“My name is Mr. Godfrey Lau, an external auditor working with MayBank Malaysia. I have taken pains to find your contact through personal endeavors because a late investor who bears the same last name with you has left funds totaling a little over ( $10 Million ) with Our Bank for the past Eight years and no next of kin has come forward all these years. To affirm your willingness and cooperation to my proposal, I will like you to get back to me as soon as possible and treat with absolute confidentiality and sincerity.”
Ok. I don’t know what to think about this!!
In my post above I asked for someone to please, please help the poor guy from Malaysia who has been working feverishly for years to give someone in the US $10M for a little help on a minor matter.
I finally got someone to offer to do the job.
But her response seems suspicious to me:
“Hi,you got a nice looking profile picture that interest me to write… you for a mutual benefit,I must confess you look very attractive.I hope we can be friends?my email is(email@example.com)Regards,Tracey Fujikawa”
Heck, I can’t even be for sure she is responding to my request to help out this Malaysian feller. They both seem crazy as loons, though, if you ask me— and like they deserve each other.
Bad habits are like spam emails.
We sign up for them (both spam emails and bad habits) motivated by a belief we are getting some reward without paying the usual price.
You can unsubscribe and think that the bad habit won’t return. But somehow the level of spam (bad habits) stays fairly consistent. And we don’t really know if the bad habits are the same old ones or some new and recently devel.ped bad habits.
Same with spam email. We aren’t sure if the unsubscribe didn’t work or if we signed up for a new bad habit. I mean spam email. What I suspect is really going on with spam emails is that it is much harder to shake them off….to end them for good…with just a simple unsubscribe click after we have finally had enough.

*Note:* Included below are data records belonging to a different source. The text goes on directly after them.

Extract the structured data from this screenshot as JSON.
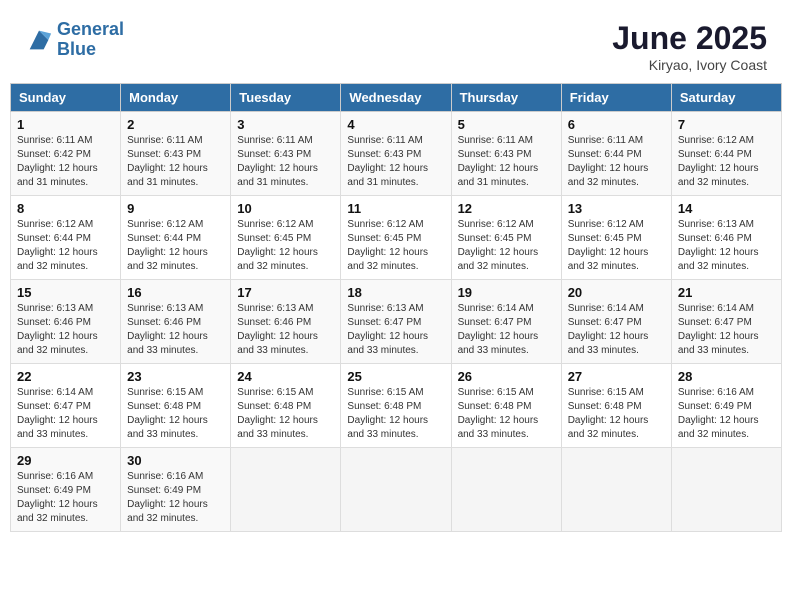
{
  "header": {
    "logo_line1": "General",
    "logo_line2": "Blue",
    "month": "June 2025",
    "location": "Kiryao, Ivory Coast"
  },
  "days_of_week": [
    "Sunday",
    "Monday",
    "Tuesday",
    "Wednesday",
    "Thursday",
    "Friday",
    "Saturday"
  ],
  "weeks": [
    [
      {
        "day": 1,
        "info": "Sunrise: 6:11 AM\nSunset: 6:42 PM\nDaylight: 12 hours\nand 31 minutes."
      },
      {
        "day": 2,
        "info": "Sunrise: 6:11 AM\nSunset: 6:43 PM\nDaylight: 12 hours\nand 31 minutes."
      },
      {
        "day": 3,
        "info": "Sunrise: 6:11 AM\nSunset: 6:43 PM\nDaylight: 12 hours\nand 31 minutes."
      },
      {
        "day": 4,
        "info": "Sunrise: 6:11 AM\nSunset: 6:43 PM\nDaylight: 12 hours\nand 31 minutes."
      },
      {
        "day": 5,
        "info": "Sunrise: 6:11 AM\nSunset: 6:43 PM\nDaylight: 12 hours\nand 31 minutes."
      },
      {
        "day": 6,
        "info": "Sunrise: 6:11 AM\nSunset: 6:44 PM\nDaylight: 12 hours\nand 32 minutes."
      },
      {
        "day": 7,
        "info": "Sunrise: 6:12 AM\nSunset: 6:44 PM\nDaylight: 12 hours\nand 32 minutes."
      }
    ],
    [
      {
        "day": 8,
        "info": "Sunrise: 6:12 AM\nSunset: 6:44 PM\nDaylight: 12 hours\nand 32 minutes."
      },
      {
        "day": 9,
        "info": "Sunrise: 6:12 AM\nSunset: 6:44 PM\nDaylight: 12 hours\nand 32 minutes."
      },
      {
        "day": 10,
        "info": "Sunrise: 6:12 AM\nSunset: 6:45 PM\nDaylight: 12 hours\nand 32 minutes."
      },
      {
        "day": 11,
        "info": "Sunrise: 6:12 AM\nSunset: 6:45 PM\nDaylight: 12 hours\nand 32 minutes."
      },
      {
        "day": 12,
        "info": "Sunrise: 6:12 AM\nSunset: 6:45 PM\nDaylight: 12 hours\nand 32 minutes."
      },
      {
        "day": 13,
        "info": "Sunrise: 6:12 AM\nSunset: 6:45 PM\nDaylight: 12 hours\nand 32 minutes."
      },
      {
        "day": 14,
        "info": "Sunrise: 6:13 AM\nSunset: 6:46 PM\nDaylight: 12 hours\nand 32 minutes."
      }
    ],
    [
      {
        "day": 15,
        "info": "Sunrise: 6:13 AM\nSunset: 6:46 PM\nDaylight: 12 hours\nand 32 minutes."
      },
      {
        "day": 16,
        "info": "Sunrise: 6:13 AM\nSunset: 6:46 PM\nDaylight: 12 hours\nand 33 minutes."
      },
      {
        "day": 17,
        "info": "Sunrise: 6:13 AM\nSunset: 6:46 PM\nDaylight: 12 hours\nand 33 minutes."
      },
      {
        "day": 18,
        "info": "Sunrise: 6:13 AM\nSunset: 6:47 PM\nDaylight: 12 hours\nand 33 minutes."
      },
      {
        "day": 19,
        "info": "Sunrise: 6:14 AM\nSunset: 6:47 PM\nDaylight: 12 hours\nand 33 minutes."
      },
      {
        "day": 20,
        "info": "Sunrise: 6:14 AM\nSunset: 6:47 PM\nDaylight: 12 hours\nand 33 minutes."
      },
      {
        "day": 21,
        "info": "Sunrise: 6:14 AM\nSunset: 6:47 PM\nDaylight: 12 hours\nand 33 minutes."
      }
    ],
    [
      {
        "day": 22,
        "info": "Sunrise: 6:14 AM\nSunset: 6:47 PM\nDaylight: 12 hours\nand 33 minutes."
      },
      {
        "day": 23,
        "info": "Sunrise: 6:15 AM\nSunset: 6:48 PM\nDaylight: 12 hours\nand 33 minutes."
      },
      {
        "day": 24,
        "info": "Sunrise: 6:15 AM\nSunset: 6:48 PM\nDaylight: 12 hours\nand 33 minutes."
      },
      {
        "day": 25,
        "info": "Sunrise: 6:15 AM\nSunset: 6:48 PM\nDaylight: 12 hours\nand 33 minutes."
      },
      {
        "day": 26,
        "info": "Sunrise: 6:15 AM\nSunset: 6:48 PM\nDaylight: 12 hours\nand 33 minutes."
      },
      {
        "day": 27,
        "info": "Sunrise: 6:15 AM\nSunset: 6:48 PM\nDaylight: 12 hours\nand 32 minutes."
      },
      {
        "day": 28,
        "info": "Sunrise: 6:16 AM\nSunset: 6:49 PM\nDaylight: 12 hours\nand 32 minutes."
      }
    ],
    [
      {
        "day": 29,
        "info": "Sunrise: 6:16 AM\nSunset: 6:49 PM\nDaylight: 12 hours\nand 32 minutes."
      },
      {
        "day": 30,
        "info": "Sunrise: 6:16 AM\nSunset: 6:49 PM\nDaylight: 12 hours\nand 32 minutes."
      },
      null,
      null,
      null,
      null,
      null
    ]
  ]
}
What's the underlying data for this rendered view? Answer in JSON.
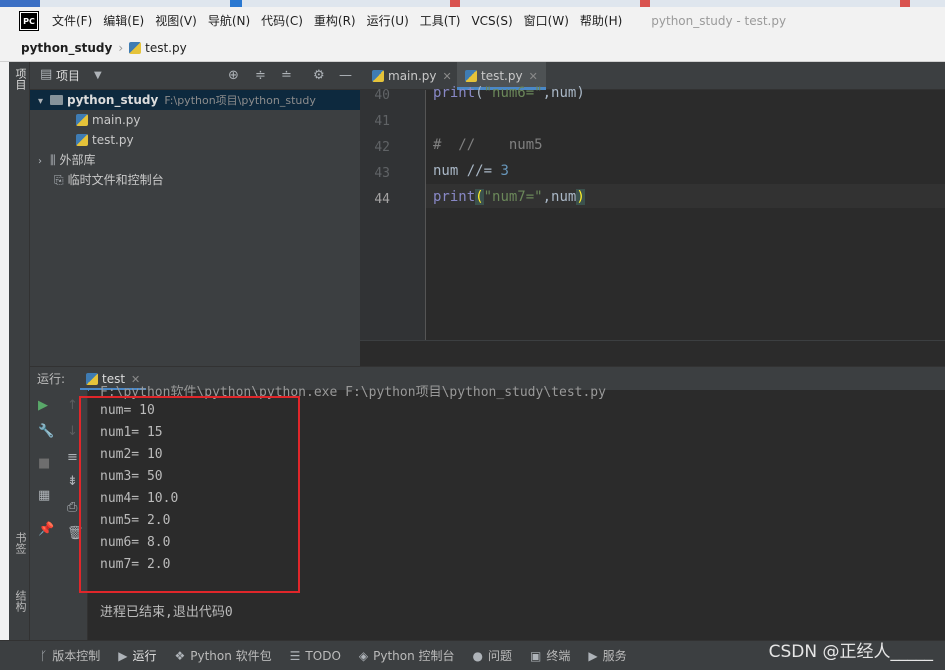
{
  "menubar": {
    "items": [
      "文件(F)",
      "编辑(E)",
      "视图(V)",
      "导航(N)",
      "代码(C)",
      "重构(R)",
      "运行(U)",
      "工具(T)",
      "VCS(S)",
      "窗口(W)",
      "帮助(H)"
    ],
    "window_title": "python_study - test.py",
    "logo_text": "PC"
  },
  "breadcrumb": {
    "project": "python_study",
    "file": "test.py"
  },
  "left_stripe": {
    "project_label": "项目",
    "bookmarks_label": "书签",
    "structure_label": "结构"
  },
  "project_panel": {
    "title": "项目",
    "root": {
      "name": "python_study",
      "path": "F:\\python项目\\python_study"
    },
    "files": [
      "main.py",
      "test.py"
    ],
    "external_libs": "外部库",
    "scratches": "临时文件和控制台"
  },
  "editor": {
    "tabs": [
      {
        "label": "main.py",
        "active": false
      },
      {
        "label": "test.py",
        "active": true
      }
    ],
    "line_numbers": [
      "40",
      "41",
      "42",
      "43",
      "44"
    ],
    "current_line": "44"
  },
  "run": {
    "label": "运行:",
    "tab": "test",
    "command_partial": "F:\\python软件\\python\\python.exe F:\\python项目\\python_study\\test.py",
    "output": [
      "num= 10",
      "num1= 15",
      "num2= 10",
      "num3= 50",
      "num4= 10.0",
      "num5= 2.0",
      "num6= 8.0",
      "num7= 2.0"
    ],
    "exit_message": "进程已结束,退出代码0"
  },
  "bottom_bar": [
    "版本控制",
    "运行",
    "Python 软件包",
    "TODO",
    "Python 控制台",
    "问题",
    "终端",
    "服务"
  ],
  "watermark": "CSDN @正经人_____",
  "colors": {
    "highlight_box": "#e0262a",
    "accent": "#4a88c7",
    "string": "#6a8759",
    "number": "#6897bb"
  }
}
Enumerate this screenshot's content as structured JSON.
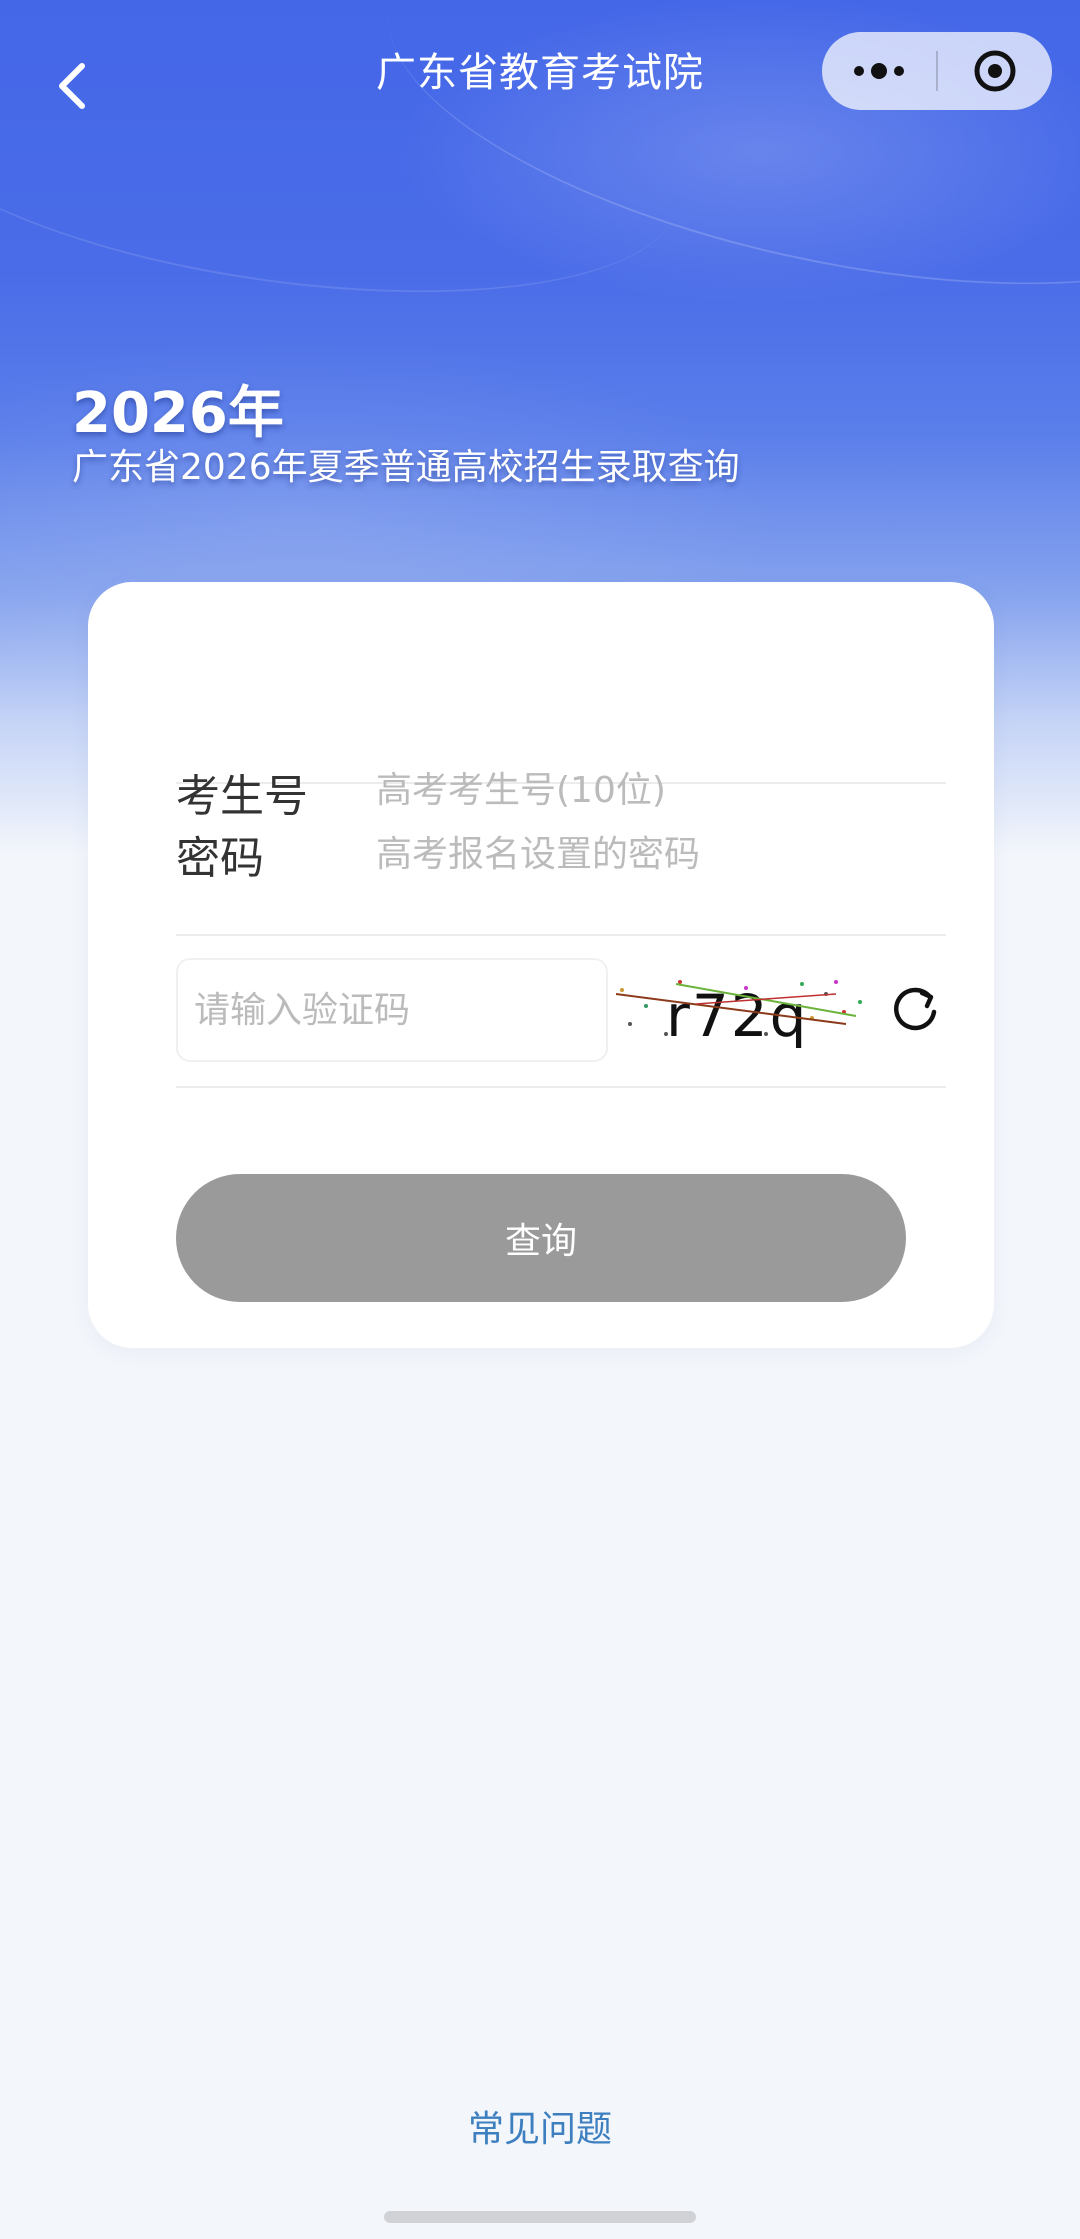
{
  "nav": {
    "title": "广东省教育考试院"
  },
  "hero": {
    "year": "2026年",
    "subtitle": "广东省2026年夏季普通高校招生录取查询"
  },
  "form": {
    "candidate_label": "考生号",
    "candidate_placeholder": "高考考生号(10位)",
    "password_label": "密码",
    "password_placeholder": "高考报名设置的密码",
    "captcha_placeholder": "请输入验证码",
    "captcha_text": "r72q",
    "submit_label": "查询"
  },
  "footer": {
    "faq_label": "常见问题"
  },
  "colors": {
    "brand_blue": "#4467e8",
    "button_disabled": "#9a9a9a",
    "link": "#3d7fbf"
  },
  "icons": {
    "back": "chevron-left-icon",
    "more": "more-dots-icon",
    "close": "target-circle-icon",
    "refresh": "refresh-icon"
  }
}
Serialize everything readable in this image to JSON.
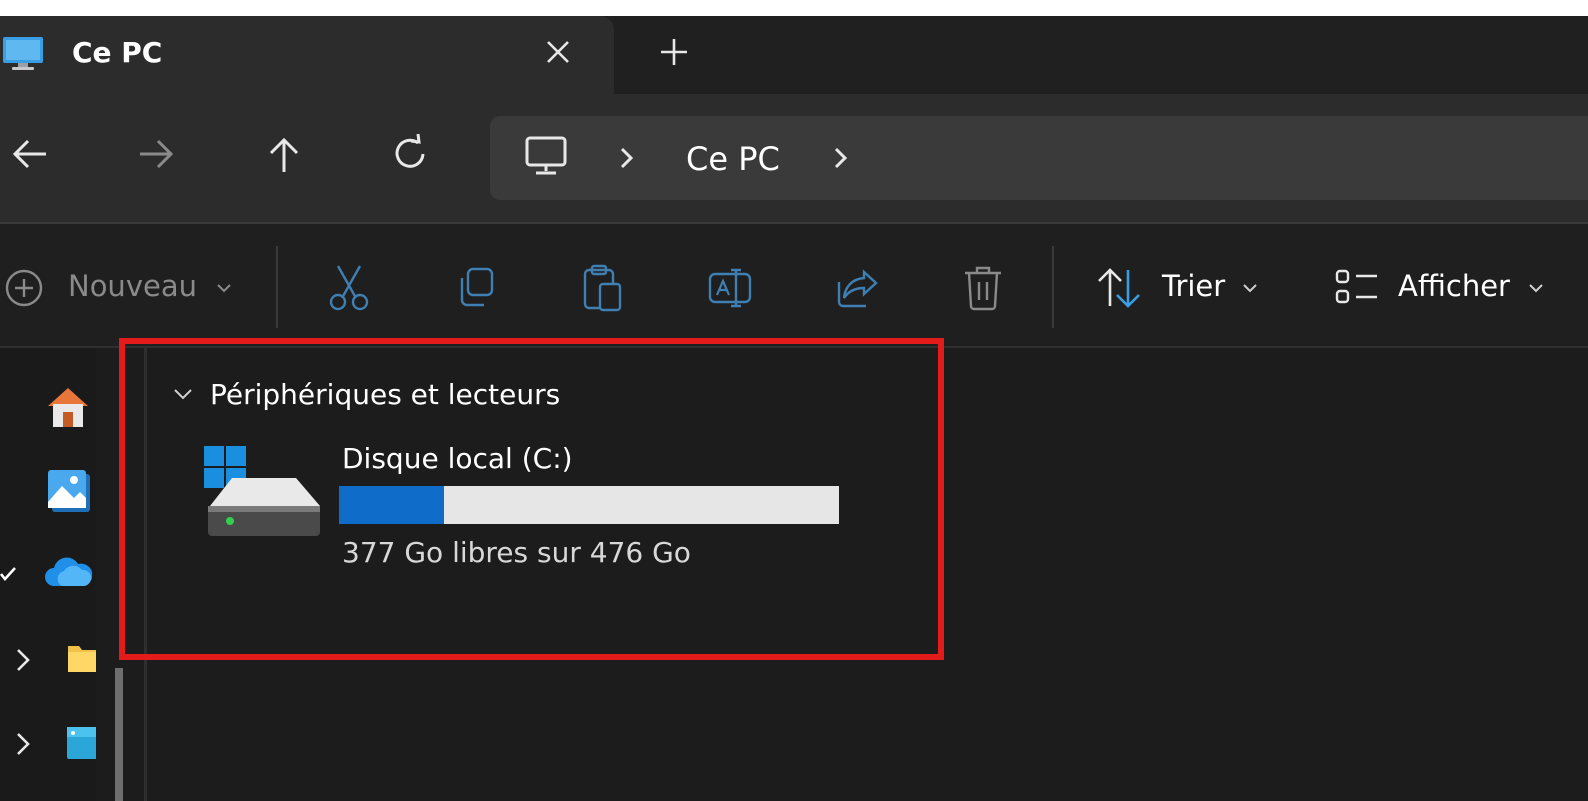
{
  "tab": {
    "title": "Ce PC"
  },
  "address": {
    "segment": "Ce PC"
  },
  "toolbar": {
    "new_label": "Nouveau",
    "sort_label": "Trier",
    "view_label": "Afficher"
  },
  "group": {
    "label": "Périphériques et lecteurs"
  },
  "drive": {
    "name": "Disque local (C:)",
    "space_text": "377 Go libres sur 476 Go",
    "used_fraction": 0.21,
    "free_gb": 377,
    "total_gb": 476
  },
  "colors": {
    "accent": "#0f6cc9",
    "highlight": "#e31b1b"
  }
}
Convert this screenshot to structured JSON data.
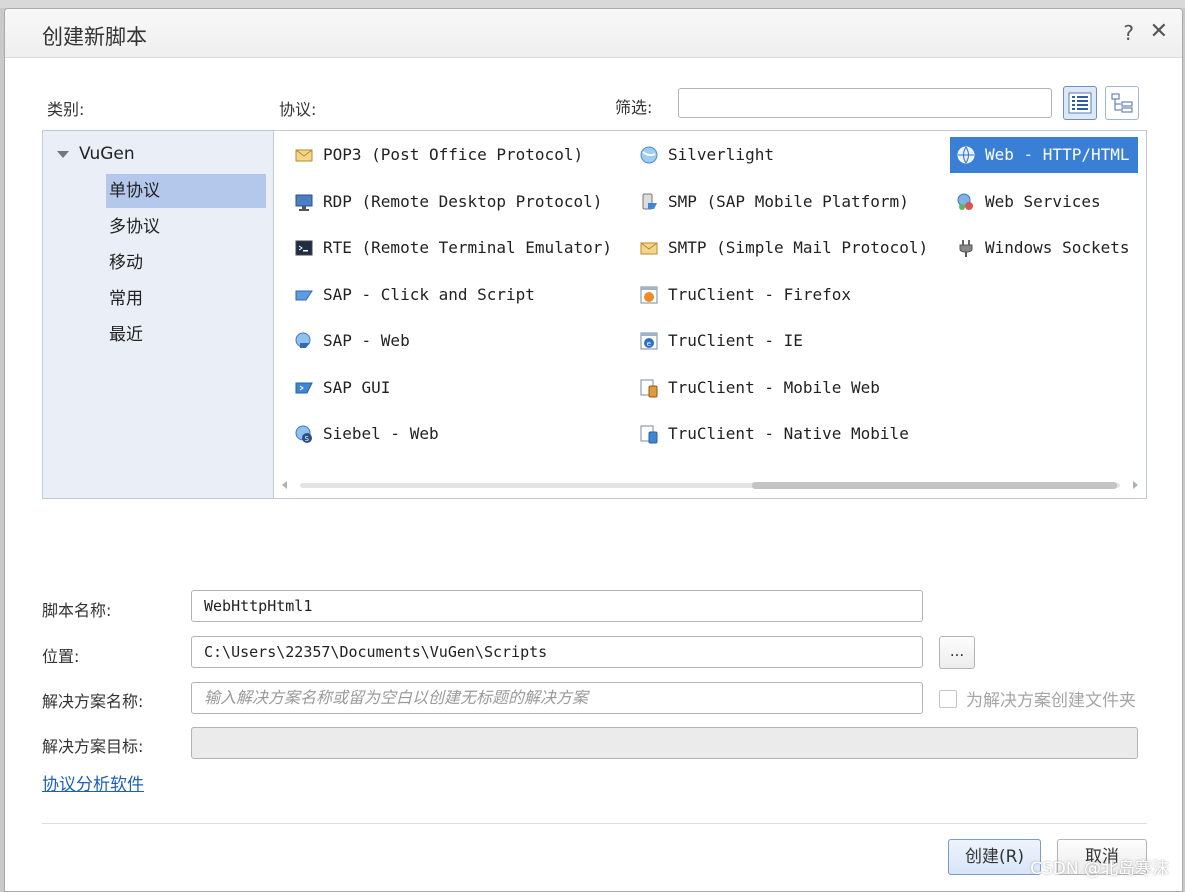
{
  "dialog": {
    "title": "创建新脚本",
    "help": "?",
    "close": "✕"
  },
  "labels": {
    "category": "类别:",
    "protocol": "协议:",
    "filter": "筛选:"
  },
  "filter": {
    "value": ""
  },
  "categories": {
    "root": "VuGen",
    "items": [
      "单协议",
      "多协议",
      "移动",
      "常用",
      "最近"
    ],
    "selected": "单协议"
  },
  "protocols": {
    "col1": [
      {
        "label": "POP3 (Post Office Protocol)",
        "icon": "mail-icon"
      },
      {
        "label": "RDP (Remote Desktop Protocol)",
        "icon": "monitor-icon"
      },
      {
        "label": "RTE (Remote Terminal Emulator)",
        "icon": "terminal-icon"
      },
      {
        "label": "SAP - Click and Script",
        "icon": "sap-click-icon"
      },
      {
        "label": "SAP - Web",
        "icon": "sap-web-icon"
      },
      {
        "label": "SAP GUI",
        "icon": "sap-gui-icon"
      },
      {
        "label": "Siebel - Web",
        "icon": "siebel-icon"
      }
    ],
    "col2": [
      {
        "label": "Silverlight",
        "icon": "silverlight-icon"
      },
      {
        "label": "SMP (SAP Mobile Platform)",
        "icon": "mobile-platform-icon"
      },
      {
        "label": "SMTP (Simple Mail Protocol)",
        "icon": "mail-icon"
      },
      {
        "label": "TruClient - Firefox",
        "icon": "truclient-firefox-icon"
      },
      {
        "label": "TruClient - IE",
        "icon": "truclient-ie-icon"
      },
      {
        "label": "TruClient - Mobile Web",
        "icon": "truclient-mobile-icon"
      },
      {
        "label": "TruClient - Native Mobile",
        "icon": "truclient-native-icon"
      }
    ],
    "col3": [
      {
        "label": "Web - HTTP/HTML",
        "icon": "globe-icon"
      },
      {
        "label": "Web Services",
        "icon": "web-services-icon"
      },
      {
        "label": "Windows Sockets",
        "icon": "plug-icon"
      }
    ],
    "selected": "Web - HTTP/HTML"
  },
  "form": {
    "script_name_label": "脚本名称:",
    "script_name": "WebHttpHtml1",
    "location_label": "位置:",
    "location": "C:\\Users\\22357\\Documents\\VuGen\\Scripts",
    "browse": "...",
    "solution_name_label": "解决方案名称:",
    "solution_name_placeholder": "输入解决方案名称或留为空白以创建无标题的解决方案",
    "create_folder_label": "为解决方案创建文件夹",
    "solution_target_label": "解决方案目标:",
    "solution_target": ""
  },
  "link": "协议分析软件",
  "buttons": {
    "create": "创建(R)",
    "cancel": "取消"
  },
  "watermark": "CSDN @北岛寒沫",
  "colors": {
    "selection": "#3a7fd6",
    "category_selected": "#b4c8ec",
    "link": "#1f5fb8"
  }
}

Unsubscribing from spam emails —or ending a bad habit–is never that easy. And there always seems to be a disappointing number of them in my inbox at the end of each day. Spam emails, that is. And the filter to eliminate them works about as well as just trying to stop a bad habit. We may need to just embrace the fact that spam email will always be with us and focus instead on just eliminating our bad habits Or vice versa.